This is simultaneously the weakest and strongest part of the entire game. On the one hand, the twinkling soundtrack is a delight to listen to and fits the tone of the game perfectly. On the other hand, the music is simply not that diverse, and it can feel repetitive after a while since you’re often backtracking the same few areas of the map over and over again. It would have been incredible to hear remixed versions of overworld themes playing as the game progressed, but even with the repetitiveness of the themes, I still found myself humming along to the chimes on my adventures.
The game’s dungeon soundtracks and its SFX design are particularly stunning. Each of the nine dungeons has its own theme that fits the environment perfectly, amping up the tension each time you step into the entrances. Sound effects are liberal in this game, each item you collect rewarding you with the classic Legend of Zelda jingles we all love, imbuing the player with a great sense of accomplishment for things as simple as catching a fairy. If only this game had more chests to hear that sweet melody many more times.

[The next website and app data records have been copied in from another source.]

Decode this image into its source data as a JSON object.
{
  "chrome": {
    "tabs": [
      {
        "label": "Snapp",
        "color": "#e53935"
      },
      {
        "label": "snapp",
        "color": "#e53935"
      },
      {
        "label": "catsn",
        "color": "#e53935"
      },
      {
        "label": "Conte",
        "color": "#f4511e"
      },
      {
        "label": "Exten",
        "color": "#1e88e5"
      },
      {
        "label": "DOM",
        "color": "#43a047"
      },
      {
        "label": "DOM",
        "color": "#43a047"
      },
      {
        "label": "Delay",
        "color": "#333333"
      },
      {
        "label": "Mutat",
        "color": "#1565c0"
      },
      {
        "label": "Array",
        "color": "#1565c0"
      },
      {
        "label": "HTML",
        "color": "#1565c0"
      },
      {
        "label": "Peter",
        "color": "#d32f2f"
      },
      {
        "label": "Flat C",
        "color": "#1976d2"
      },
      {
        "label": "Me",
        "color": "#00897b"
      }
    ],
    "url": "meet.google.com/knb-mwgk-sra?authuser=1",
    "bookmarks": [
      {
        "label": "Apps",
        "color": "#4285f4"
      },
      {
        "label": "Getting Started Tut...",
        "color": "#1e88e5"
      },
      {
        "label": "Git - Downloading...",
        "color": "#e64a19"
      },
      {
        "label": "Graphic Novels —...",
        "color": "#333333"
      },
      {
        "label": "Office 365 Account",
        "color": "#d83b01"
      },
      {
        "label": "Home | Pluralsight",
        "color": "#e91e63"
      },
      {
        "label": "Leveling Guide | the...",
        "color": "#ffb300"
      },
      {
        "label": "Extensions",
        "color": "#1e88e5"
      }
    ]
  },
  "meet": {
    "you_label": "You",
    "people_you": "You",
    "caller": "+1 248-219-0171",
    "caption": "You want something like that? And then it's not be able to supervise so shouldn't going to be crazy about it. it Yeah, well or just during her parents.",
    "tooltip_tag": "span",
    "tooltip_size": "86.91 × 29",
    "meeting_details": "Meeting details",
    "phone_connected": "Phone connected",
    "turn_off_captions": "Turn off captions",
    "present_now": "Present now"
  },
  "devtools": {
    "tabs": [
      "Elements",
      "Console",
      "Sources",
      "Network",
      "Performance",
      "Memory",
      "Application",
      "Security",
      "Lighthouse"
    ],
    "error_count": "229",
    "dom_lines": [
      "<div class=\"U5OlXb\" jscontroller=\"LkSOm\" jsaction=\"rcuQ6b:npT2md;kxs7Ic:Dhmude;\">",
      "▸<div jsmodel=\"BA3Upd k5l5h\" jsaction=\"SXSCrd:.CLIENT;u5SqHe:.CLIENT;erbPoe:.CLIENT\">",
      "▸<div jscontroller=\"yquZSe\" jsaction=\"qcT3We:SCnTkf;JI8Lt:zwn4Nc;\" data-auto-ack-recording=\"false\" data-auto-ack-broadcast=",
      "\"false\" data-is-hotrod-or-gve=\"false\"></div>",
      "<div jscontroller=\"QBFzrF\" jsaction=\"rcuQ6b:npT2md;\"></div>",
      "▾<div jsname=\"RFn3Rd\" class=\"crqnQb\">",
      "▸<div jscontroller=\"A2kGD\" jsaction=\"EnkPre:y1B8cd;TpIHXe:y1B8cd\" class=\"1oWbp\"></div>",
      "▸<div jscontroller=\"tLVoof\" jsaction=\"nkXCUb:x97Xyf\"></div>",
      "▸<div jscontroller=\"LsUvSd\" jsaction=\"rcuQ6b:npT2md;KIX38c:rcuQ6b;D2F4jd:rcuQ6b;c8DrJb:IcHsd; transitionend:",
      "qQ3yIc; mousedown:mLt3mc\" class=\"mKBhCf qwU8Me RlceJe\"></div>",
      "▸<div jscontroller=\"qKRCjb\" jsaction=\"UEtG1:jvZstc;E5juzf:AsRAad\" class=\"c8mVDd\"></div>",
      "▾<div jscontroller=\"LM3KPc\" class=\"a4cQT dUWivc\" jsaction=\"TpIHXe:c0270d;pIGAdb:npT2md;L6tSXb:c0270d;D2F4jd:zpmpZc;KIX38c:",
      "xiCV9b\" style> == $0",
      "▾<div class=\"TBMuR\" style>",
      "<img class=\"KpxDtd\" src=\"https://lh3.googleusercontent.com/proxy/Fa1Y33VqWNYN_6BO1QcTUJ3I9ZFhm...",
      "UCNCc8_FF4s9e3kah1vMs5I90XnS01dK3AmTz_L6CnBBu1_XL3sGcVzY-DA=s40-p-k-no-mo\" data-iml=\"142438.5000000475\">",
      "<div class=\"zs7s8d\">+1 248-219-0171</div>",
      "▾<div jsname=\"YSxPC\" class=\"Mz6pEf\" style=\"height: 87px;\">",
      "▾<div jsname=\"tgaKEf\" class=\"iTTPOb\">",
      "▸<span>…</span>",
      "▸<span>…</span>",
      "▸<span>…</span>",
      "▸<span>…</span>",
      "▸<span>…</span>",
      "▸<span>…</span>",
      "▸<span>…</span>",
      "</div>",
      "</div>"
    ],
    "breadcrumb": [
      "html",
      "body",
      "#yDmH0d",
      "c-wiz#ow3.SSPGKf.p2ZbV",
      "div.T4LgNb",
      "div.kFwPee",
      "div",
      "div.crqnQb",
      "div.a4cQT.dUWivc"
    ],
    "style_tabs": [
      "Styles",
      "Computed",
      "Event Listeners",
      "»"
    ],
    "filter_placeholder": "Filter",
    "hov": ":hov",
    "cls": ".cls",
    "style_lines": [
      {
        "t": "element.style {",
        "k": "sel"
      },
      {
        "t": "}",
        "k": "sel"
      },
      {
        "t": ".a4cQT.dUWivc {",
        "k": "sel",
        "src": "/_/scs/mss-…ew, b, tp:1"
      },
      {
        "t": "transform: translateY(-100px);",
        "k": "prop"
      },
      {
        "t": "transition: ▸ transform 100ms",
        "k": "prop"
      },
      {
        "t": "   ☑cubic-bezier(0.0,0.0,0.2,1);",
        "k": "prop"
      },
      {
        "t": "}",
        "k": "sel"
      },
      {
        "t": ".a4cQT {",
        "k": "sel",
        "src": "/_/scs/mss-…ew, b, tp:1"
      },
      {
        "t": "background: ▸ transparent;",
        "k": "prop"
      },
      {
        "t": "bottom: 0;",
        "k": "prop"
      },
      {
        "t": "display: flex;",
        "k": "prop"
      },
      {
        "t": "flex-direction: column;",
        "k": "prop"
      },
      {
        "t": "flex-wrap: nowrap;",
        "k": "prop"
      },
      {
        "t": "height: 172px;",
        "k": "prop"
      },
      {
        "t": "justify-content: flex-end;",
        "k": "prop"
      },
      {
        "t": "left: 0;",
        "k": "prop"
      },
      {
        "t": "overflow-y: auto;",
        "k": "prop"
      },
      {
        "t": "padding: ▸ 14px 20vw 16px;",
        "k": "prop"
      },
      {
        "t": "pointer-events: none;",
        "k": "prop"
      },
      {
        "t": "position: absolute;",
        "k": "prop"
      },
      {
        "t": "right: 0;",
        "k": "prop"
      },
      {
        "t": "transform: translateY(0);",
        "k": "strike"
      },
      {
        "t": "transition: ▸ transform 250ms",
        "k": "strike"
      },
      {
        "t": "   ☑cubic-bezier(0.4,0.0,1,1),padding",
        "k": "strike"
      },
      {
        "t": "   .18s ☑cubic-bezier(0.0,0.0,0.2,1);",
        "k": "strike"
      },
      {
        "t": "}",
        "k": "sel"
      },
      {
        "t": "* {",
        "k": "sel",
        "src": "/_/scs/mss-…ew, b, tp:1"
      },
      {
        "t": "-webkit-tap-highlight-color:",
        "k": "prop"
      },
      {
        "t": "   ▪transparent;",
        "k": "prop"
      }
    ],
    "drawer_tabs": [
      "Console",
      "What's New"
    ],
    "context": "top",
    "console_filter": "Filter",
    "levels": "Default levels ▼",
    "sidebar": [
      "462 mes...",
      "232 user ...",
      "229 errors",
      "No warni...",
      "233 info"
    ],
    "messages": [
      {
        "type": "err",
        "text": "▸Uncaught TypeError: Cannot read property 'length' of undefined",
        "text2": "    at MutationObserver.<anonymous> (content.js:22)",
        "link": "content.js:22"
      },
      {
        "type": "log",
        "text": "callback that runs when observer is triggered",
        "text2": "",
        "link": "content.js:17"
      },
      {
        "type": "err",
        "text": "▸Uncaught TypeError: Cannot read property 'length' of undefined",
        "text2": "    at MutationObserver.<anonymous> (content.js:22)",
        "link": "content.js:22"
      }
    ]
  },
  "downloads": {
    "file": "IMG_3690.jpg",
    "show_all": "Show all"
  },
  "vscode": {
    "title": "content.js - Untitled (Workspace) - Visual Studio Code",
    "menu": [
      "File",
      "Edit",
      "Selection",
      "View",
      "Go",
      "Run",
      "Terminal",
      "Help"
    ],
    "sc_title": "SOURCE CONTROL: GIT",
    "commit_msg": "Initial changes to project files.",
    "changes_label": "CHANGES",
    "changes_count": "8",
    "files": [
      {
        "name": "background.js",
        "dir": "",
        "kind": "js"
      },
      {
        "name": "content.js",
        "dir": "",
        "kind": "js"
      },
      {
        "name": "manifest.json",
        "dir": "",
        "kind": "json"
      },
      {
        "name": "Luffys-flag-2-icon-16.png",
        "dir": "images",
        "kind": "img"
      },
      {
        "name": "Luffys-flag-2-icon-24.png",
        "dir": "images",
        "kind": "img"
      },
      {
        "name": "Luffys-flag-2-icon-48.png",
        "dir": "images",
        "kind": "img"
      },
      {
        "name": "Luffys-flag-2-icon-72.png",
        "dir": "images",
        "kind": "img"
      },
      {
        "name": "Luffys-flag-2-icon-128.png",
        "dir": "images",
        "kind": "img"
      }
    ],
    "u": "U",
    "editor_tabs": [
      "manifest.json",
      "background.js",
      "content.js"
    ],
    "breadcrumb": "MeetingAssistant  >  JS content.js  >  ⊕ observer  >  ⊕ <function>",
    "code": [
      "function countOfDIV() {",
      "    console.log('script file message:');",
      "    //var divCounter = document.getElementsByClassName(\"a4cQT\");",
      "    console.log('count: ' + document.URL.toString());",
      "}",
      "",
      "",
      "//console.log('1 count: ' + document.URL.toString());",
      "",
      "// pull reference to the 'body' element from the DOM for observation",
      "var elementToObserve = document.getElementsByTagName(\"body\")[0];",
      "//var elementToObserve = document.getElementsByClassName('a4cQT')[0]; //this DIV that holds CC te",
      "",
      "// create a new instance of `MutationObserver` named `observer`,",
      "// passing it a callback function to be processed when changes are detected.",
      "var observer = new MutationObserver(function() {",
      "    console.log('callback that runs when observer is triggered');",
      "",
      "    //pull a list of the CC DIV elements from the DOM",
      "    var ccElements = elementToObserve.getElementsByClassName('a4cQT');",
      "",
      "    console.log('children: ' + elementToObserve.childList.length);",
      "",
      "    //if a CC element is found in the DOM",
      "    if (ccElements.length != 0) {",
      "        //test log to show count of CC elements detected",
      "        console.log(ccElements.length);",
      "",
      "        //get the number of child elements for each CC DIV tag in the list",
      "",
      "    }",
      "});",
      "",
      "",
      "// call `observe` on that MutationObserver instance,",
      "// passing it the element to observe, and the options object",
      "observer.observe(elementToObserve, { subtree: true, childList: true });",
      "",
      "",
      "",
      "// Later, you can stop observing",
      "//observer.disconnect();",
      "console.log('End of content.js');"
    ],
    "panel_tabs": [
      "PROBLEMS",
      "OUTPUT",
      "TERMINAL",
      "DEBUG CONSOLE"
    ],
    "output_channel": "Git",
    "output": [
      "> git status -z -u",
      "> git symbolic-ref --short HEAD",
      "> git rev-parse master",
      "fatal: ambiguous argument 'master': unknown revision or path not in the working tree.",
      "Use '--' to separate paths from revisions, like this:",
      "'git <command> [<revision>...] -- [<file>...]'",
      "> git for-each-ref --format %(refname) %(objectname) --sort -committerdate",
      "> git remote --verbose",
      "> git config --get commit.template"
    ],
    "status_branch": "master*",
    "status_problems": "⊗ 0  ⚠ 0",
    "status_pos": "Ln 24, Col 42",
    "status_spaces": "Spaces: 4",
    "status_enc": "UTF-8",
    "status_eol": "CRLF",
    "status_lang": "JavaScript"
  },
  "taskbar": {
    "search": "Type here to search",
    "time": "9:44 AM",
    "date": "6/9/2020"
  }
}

There’s isn’t a whole lot of voice acting in this game, following in typical Legend of Zelda footsteps. Link and the NPCs make the occasional grunts and humphs in response to the world’s events. Marin’s singing is really cute, and it’s always really fun to hear the moblins’ squeal of surprise when they spot Link, but the real highlight is Link’s colorful noises on Koholint Island. He has a noise for everything: jumping, thrusting, pulling, struggling, even drowning. It’s adorable, just like everything else in this game.
The Legend of Zelda: Link’s Awakening for the Switch is a faithful, breathtaking remake of the Game Boy original.
There’s no current DLC for this game, and there hasn’t been any news on upcoming DLC as of January 2020. Because this is a remake of a previous Legend of Zelda title, it would be surprising to see any new content for this game in the future. On the bright side, you can look forward to a Breath of the Wild sequel coming up.
I greatly enjoyed my time with Link’s Awakening, but would I say it’s worth its $60 price tag? No. I beat the game in about 15 hours, and there’s not much of a post-game except for building custom dungeons in Dampe’s shack. This game simply doesn’t offer as much content as many other Switch titles at this price, if you’re looking for a game that will occupy a month of your life.
More importantly, as a remake, it doesn’t add that much value on top of the original game from 1992. It looks really polished and it has quality of life upgrades, but the core gameplay and campaign are virtually untouched. If you haven’t played the original, or if it’s a childhood favorite, by all means, get it, but you won’t find much new to love if you weren’t a fan of the original.
The two big Zelda games on the Switch are Link’s Awakening and Breath of the Wild (view on Amazon). Despite having some similarities in terms of characters and gameplay fundamentals, they’re fairly different games. The Breath of the Wild is much more of a character-driven RPG based around equipment, combat, loot, crafting, and stats. It has more in common with other RPGs like Witcher 3 or God of War. Link’s Awakening is more of a classic game, with a top-down view and puzzle focus. Depending one what you’re in the mood for, both will be fun to play, but at $60, Breath of the Wild has a lot more content to offer.
A faithful remake that keeps things fresh.
The Legend of Zelda: Link’s Awakening for the Switch is a faithful, breathtaking remake of the Game Boy original. It manages to reimagine the game as a fun and gorgeous adventure that feels simultaneously fresh and nostalgic. Unless you never cared for the original, you’ll probably love Link’s Awakening.